Thursday, November 23, 2006
We did the unthinkable: we rescued two puppies. On our way home last Sunday, we found them in an embankment. They had made a nest for themselves in the grass. We had no idea what to do, but having heard that people often find strays and take them in, that's what we decided to do. We kept stopping on the way home and saying, 'should we just take them back and leave them?' 'what can we do with these things?' 'will anybody take them?' Anyway, we ended up taking them home. Travis prepared a box and Amy made some phone calls about what to do. In the end, we decided it was a bad idea for us to keep them. On Monday night, a vet came to our house to give them worm shots, flea medicine and check them over. The next day we put signs up at school, asking for someone to give them a good home. Wednesday, a highschool kid adopted both puppies. We miss them.
Friday, November 17, 2006
This is Kruja (pronounced Krooya), a little town in the mountains about 45 minutes from Tirana. It's known for its shopping, attracting anyone in the market for authentic Albanian carpets and tablecloths, traditional dress, or any other national keepsake. There are also antiques galore. The main shopping street is less than 1/2 a mile long, but you could spend all day weaving in and out of the shops, searching through all the dusty treasures.
Thursday, November 09, 2006
Sunday, November 05, 2006
Amy: My friend Entela and I were out on the town yesterday and we came to this bakery that sells doughnuts – I’m talking the real thing: authentic, Sunday-morning-before-church, police-officer-hang-out, road-trip-middle-of-the-night-gas-station doughnuts. It’s 5:00 at night, haven’t had dinner yet, but of course I have to have one. It’s more than a taste of home. It’s a doughnut. We walk in and I stare at all the choices (half of which are gone since it’s the end of the day): Raspberry-jelly filled (with powdered sugar), Boston Cream-filled, vanilla frosted chocolate, coconut-frosted, etc, etc, etc. I raise my finger to point at the one I want and I hear yo, yo, yo in Albanian which means no, no, no in English. I look at my friend Entela who is sadly shaking her head. She tells me the woman is refusing to sell me a doughnut because they’re not fresh. “I don’t care,” I say, but the woman continues to tell me no. I’m willing to pay her any price, she shoots me down. “You’ll think I make bad doughnuts if I sell you these,” she tells us in Albanian. “No I won’t,” I charm, “I’m sure you make wonderful doughnuts. Besides, Americans sometimes like them old.” I turn to Entela, “Really, they’re very good old. The glaze gets all crunchy and everything. Tell her I like them old. “Yo, yo, yo,” the shopkeeper says. “Look,” I tell her “what if I buy one, and promise not to eat it.” I’m desperate and playing dirty now. She laughs. I laugh politely. I say thank you and tell her good-bye. She smiles and says good-night. I walk out, crushed.

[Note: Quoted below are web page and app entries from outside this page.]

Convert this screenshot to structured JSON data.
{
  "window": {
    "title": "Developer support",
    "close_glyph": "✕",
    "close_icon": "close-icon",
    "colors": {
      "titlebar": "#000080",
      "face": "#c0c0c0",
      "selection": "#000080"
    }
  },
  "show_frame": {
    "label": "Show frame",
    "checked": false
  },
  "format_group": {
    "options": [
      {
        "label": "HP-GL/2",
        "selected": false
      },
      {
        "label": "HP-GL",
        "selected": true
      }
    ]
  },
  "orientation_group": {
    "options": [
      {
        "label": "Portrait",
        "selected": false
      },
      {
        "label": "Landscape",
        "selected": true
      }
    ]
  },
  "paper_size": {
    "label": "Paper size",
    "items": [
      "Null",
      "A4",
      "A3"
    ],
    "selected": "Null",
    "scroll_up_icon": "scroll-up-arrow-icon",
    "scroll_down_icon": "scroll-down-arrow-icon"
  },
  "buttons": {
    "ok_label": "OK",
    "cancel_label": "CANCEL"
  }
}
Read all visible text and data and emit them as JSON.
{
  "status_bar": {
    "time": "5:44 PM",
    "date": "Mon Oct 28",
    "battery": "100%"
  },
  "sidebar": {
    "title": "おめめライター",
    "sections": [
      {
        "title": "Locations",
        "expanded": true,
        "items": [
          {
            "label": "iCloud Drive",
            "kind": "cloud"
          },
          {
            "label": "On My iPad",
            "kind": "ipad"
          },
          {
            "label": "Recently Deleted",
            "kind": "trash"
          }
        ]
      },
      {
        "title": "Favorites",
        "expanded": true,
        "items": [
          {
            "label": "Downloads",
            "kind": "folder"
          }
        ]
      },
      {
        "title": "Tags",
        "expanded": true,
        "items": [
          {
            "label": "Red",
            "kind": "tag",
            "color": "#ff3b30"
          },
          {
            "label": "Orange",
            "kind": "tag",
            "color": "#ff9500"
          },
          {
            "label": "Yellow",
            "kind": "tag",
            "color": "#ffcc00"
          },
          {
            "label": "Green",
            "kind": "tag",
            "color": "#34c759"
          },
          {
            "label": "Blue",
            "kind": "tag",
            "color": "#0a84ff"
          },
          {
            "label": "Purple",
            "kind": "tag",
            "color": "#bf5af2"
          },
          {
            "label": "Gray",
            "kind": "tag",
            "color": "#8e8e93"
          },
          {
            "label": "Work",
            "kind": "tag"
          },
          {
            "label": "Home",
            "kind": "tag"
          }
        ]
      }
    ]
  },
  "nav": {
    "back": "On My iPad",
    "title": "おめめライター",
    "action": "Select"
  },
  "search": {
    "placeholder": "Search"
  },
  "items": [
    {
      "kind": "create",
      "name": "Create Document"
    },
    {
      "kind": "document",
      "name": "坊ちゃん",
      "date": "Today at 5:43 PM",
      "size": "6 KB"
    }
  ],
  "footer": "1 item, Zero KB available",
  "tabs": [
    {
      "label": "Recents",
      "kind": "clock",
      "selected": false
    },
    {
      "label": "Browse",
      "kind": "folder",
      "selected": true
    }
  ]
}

After visiting Vlore we caught a bus to Berat, a 2,000-plus year old city about 2-3 hours outside of Tirana. It's been called "the city of a thousand windows", and it was absolutely stunning. Cobblestone streets, quaint little cafes, lots of history...it was hard to leave. We stayed in a nice hotel for about $7.00 per person. If you come to visit us, this is where we're taking you.
This is one of 8 out of 42 surviving churches in Berat, dating back to the 3rd century. It's inside the castle of Berat. There are still people living within the walls of the castle. It's incredible to see their daily urban lives set against this ancient backdrop. While we were inside the castle walls, we saw a boy returning home carrying a rented playstation game, passing by crumbling walls that are probably a good 1500 years old.